APPEAL FROM THE UNITED STATES DISTRICT COURT FOR THE EASTERN DISTRICT OF PENNSYLVANIA (D.C. Civil No. 03-cv-04848) District Judge: The Honorable James Knoll Gardner.
The opinion of the court was delivered by: Barry, Circuit Judge
(AMENDED AS PER THE CLERK'S 6/19/08 ORDER)
Before: BARRY, GREENBERG, Circuit Judges, and ACKERMAN,*fn1 District Judge.
The Lilly Health Plan appeals the order of the District Court entering judgment on behalf of a claimant who sought severance benefits pursuant to an ERISA-governed plan. Applying the recent decision of the Supreme Court in Metropolitan Life Insurance Co. v. Glenn , 128 S.Ct. 2343 (2008), we conclude that the plan administrator's decision to deny benefits was not an abuse of discretion. We will, therefore, reverse the order of the District Court.

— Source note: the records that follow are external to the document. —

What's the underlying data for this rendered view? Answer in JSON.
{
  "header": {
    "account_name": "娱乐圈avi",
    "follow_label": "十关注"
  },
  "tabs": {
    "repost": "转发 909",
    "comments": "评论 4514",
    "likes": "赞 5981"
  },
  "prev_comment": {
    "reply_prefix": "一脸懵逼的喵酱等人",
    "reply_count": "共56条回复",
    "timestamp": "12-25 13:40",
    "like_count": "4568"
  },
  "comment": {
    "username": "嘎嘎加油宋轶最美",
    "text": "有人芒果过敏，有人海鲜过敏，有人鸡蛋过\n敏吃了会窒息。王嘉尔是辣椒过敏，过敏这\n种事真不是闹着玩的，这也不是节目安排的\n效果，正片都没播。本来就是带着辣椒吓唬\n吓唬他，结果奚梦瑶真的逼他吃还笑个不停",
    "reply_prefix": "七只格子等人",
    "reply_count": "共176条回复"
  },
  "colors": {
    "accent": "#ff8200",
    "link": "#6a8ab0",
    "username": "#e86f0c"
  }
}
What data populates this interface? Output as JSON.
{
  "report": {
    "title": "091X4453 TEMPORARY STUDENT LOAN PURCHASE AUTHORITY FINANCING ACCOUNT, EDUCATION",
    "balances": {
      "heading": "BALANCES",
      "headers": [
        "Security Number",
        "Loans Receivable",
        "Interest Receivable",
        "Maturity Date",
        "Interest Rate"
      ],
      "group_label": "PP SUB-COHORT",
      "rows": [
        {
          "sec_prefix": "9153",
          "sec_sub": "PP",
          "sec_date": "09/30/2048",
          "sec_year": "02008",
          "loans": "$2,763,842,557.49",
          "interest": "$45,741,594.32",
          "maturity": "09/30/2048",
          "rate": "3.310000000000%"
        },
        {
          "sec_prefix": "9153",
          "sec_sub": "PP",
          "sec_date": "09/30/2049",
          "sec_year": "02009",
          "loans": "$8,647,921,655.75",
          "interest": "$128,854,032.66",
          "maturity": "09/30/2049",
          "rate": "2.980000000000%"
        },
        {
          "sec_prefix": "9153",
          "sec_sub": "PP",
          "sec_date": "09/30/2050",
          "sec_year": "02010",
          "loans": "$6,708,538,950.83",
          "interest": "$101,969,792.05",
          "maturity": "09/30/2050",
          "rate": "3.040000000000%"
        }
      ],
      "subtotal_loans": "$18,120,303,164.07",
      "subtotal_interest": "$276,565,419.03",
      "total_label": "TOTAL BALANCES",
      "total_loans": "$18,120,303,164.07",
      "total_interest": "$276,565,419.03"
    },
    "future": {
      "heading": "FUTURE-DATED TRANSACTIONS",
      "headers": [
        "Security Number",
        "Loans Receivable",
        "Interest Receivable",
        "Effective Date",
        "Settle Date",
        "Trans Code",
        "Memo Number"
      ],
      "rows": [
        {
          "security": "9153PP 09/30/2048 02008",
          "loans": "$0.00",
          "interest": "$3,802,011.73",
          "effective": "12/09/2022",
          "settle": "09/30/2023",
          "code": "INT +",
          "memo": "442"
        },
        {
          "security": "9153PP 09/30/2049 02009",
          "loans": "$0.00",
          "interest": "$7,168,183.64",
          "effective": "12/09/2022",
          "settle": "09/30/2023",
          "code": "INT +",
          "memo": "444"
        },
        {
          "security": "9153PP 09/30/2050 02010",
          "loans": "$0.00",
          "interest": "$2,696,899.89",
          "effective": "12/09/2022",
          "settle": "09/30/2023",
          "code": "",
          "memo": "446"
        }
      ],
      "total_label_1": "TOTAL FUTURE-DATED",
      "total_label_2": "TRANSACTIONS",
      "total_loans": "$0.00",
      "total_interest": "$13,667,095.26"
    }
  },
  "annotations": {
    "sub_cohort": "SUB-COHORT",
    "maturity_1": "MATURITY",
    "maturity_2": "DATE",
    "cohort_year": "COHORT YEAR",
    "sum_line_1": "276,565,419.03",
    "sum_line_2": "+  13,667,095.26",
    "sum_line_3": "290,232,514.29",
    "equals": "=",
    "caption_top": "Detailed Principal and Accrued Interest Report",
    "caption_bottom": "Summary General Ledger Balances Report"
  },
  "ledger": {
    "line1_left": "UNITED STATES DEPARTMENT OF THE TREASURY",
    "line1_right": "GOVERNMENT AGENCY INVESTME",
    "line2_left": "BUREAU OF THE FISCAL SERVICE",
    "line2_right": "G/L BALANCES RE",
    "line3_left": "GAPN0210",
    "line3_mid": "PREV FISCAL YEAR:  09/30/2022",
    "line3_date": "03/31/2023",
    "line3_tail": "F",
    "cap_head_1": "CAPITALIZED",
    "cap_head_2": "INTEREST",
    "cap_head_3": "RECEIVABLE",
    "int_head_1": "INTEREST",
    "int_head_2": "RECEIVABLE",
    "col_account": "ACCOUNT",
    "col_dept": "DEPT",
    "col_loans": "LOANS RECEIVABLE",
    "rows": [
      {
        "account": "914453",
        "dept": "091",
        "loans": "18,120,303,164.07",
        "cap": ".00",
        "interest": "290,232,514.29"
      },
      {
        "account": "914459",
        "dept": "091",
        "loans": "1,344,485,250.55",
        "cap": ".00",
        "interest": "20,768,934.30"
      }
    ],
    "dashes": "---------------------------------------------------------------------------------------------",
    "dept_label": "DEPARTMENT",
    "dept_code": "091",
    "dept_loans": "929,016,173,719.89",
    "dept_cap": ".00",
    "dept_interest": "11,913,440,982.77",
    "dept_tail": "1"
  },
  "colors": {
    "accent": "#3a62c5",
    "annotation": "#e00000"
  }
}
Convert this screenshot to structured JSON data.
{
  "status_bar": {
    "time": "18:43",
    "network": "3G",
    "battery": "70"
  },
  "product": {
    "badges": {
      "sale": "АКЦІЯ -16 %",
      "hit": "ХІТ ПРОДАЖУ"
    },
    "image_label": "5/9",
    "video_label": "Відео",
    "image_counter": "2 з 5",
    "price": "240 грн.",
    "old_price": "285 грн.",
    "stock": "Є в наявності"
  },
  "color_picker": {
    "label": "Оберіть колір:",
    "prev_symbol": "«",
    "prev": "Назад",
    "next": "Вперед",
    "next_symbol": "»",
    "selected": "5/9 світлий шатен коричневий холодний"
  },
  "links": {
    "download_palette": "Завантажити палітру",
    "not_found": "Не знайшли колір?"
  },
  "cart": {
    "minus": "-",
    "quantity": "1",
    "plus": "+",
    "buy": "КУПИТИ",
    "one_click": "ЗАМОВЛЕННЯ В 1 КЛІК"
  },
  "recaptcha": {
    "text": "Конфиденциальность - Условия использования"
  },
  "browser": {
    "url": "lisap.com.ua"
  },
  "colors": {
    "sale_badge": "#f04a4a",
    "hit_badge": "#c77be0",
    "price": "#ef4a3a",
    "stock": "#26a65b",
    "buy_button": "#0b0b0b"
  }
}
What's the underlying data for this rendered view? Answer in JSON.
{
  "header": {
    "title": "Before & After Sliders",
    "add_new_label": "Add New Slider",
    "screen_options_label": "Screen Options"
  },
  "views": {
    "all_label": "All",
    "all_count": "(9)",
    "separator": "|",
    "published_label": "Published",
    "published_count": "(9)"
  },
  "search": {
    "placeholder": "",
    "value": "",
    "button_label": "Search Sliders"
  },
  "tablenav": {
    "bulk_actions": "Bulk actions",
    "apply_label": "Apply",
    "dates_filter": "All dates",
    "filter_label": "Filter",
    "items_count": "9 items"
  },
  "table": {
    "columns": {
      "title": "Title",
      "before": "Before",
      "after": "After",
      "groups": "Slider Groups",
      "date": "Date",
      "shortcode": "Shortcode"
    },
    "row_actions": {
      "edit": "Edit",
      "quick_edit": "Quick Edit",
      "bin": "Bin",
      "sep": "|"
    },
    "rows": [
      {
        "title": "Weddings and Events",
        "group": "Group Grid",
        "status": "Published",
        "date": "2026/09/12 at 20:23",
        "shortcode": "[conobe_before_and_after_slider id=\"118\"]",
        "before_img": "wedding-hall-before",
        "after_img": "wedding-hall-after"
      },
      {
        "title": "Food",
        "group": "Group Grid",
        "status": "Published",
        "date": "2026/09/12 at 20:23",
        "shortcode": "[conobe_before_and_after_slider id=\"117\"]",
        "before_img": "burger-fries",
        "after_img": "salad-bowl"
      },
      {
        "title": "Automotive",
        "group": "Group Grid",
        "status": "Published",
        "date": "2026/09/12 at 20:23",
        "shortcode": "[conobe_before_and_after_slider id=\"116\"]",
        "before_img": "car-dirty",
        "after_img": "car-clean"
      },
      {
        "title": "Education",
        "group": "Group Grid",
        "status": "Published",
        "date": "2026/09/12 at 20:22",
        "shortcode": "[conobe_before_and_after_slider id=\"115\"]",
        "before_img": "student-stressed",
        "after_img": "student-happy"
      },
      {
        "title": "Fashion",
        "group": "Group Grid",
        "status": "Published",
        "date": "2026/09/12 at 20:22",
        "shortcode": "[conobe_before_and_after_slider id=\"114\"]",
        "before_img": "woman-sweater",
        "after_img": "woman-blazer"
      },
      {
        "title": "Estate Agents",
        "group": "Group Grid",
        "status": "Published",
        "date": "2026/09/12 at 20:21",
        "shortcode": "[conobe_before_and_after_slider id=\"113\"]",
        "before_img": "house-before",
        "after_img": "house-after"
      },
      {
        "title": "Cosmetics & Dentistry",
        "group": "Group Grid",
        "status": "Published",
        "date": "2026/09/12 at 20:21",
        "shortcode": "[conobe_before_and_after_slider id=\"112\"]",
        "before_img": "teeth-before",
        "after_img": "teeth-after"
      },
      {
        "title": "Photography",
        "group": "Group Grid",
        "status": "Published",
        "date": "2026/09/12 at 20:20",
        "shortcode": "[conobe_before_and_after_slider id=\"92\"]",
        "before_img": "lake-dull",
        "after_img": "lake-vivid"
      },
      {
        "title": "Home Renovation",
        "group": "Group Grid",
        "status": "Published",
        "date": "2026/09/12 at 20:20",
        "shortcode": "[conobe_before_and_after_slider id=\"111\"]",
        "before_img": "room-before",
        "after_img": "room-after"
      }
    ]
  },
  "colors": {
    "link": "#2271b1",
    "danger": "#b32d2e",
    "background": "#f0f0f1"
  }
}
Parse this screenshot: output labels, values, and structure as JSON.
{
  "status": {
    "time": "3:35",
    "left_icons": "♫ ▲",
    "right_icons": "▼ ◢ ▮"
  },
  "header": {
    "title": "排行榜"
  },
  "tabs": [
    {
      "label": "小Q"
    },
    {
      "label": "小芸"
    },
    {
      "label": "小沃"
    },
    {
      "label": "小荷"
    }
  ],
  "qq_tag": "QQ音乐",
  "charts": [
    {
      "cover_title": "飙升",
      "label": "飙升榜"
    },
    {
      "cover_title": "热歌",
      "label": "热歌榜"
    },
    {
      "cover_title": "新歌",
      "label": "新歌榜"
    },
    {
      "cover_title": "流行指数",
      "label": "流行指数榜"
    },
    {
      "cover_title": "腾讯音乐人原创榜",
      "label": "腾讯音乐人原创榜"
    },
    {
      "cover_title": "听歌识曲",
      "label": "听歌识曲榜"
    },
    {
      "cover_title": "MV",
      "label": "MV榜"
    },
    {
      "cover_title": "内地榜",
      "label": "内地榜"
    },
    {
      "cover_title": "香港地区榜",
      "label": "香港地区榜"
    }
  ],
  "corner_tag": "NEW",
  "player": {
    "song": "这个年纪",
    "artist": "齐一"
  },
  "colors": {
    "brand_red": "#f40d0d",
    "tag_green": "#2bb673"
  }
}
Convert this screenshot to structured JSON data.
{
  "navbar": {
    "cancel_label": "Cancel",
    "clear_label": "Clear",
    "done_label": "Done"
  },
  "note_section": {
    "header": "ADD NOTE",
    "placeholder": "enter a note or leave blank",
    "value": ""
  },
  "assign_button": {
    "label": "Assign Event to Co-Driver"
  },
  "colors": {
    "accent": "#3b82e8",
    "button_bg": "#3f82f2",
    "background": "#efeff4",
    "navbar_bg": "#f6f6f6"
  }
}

Kevin Schwing, an employee of Eli Lilly and Company ("Lilly"), was terminated from his sales position on August 22, 2001 for falsifying call data. Schwing sought payment of severance benefits pursuant to the Lilly Severance Plan*fn2 , but his claim for benefits was denied by Lilly's Employee Benefits Committee ("EBC"), the plan administrator. The EBC determined that Schwing was ineligible for severance benefits because he was terminated for misconduct, misconduct to which both Schwing's supervisor and a representative from Lilly's human resources department stated to the EBC that Schwing had admitted. Schwing challenged the EBC's determination, denying that he had admitted any wrongdoing and arguing that he had been terminated not for the alleged misconduct, but either as a result of mistakes or in retaliation for a grievance he filed in 1997. The EBC considered Schwing's arguments, and again denied his claim.
Following a bench trial, the District Court entered judgment for Schwing, finding that the EBC's decision was tainted by a conflict of interest and that the EBC failed to adequately investigate Schwing's claim. Lilly now appeals.
Our review of the District Court's legal conclusions is plenary, and we apply the same standard of review that the Court should have applied. Smathers v. Multi-Tool, Inc./Multi-Plastics, Inc., Employee Health and Welfare Plan , 298 F.3d 191, 194 (3d Cir. 2002). Because determining the correct standard of review is a question of law, our review is plenary. We review the Court's findings of fact for clear error. Kosiba v. Merck & Co., 384 F.3d 58, 64 (3d Cir. 2004). The District Court had jurisdiction pursuant to 29 U.S.C. § 1132(e)(1), and we have jurisdiction pursuant to 28 U.S.C. § 1291.
In Firestone Tire & Rubber Co. v. Bruch , 489 U.S. 101 (1989), the Supreme Court held that, when evaluating challenges to denials of benefits in actions brought under 29 U.S.C. § 1132(a)(1)(B), district courts are to review the plan administrator's decision under a de novo standard of review, unless the plan grants discretionary authority to the administrator or fiduciary to determine eligibility for benefits or interpret the terms of the plan. The Court recognized that "if a benefit plan gives discretion to an administrator or fiduciary who is operating under a conflict of interest, that conflict must be weighed as a factor in determining whether there is an abuse of discretion." Firestone , 489 U.S. at 115 (internal quotation omitted).
Prior to the Supreme Court's recent decision in Glenn , we interpreted this language in Firestone to mean that courts should consider conflicts of interest affecting plan administration when formulating the standard of review. See Pinto v. Reliance Standard Life Ins. Co. , 214 F.3d 377, 392 (3d Cir. 2000). Accordingly, we adjusted the standard of review using a "sliding scale" in which the level of deference we accorded to a plan ...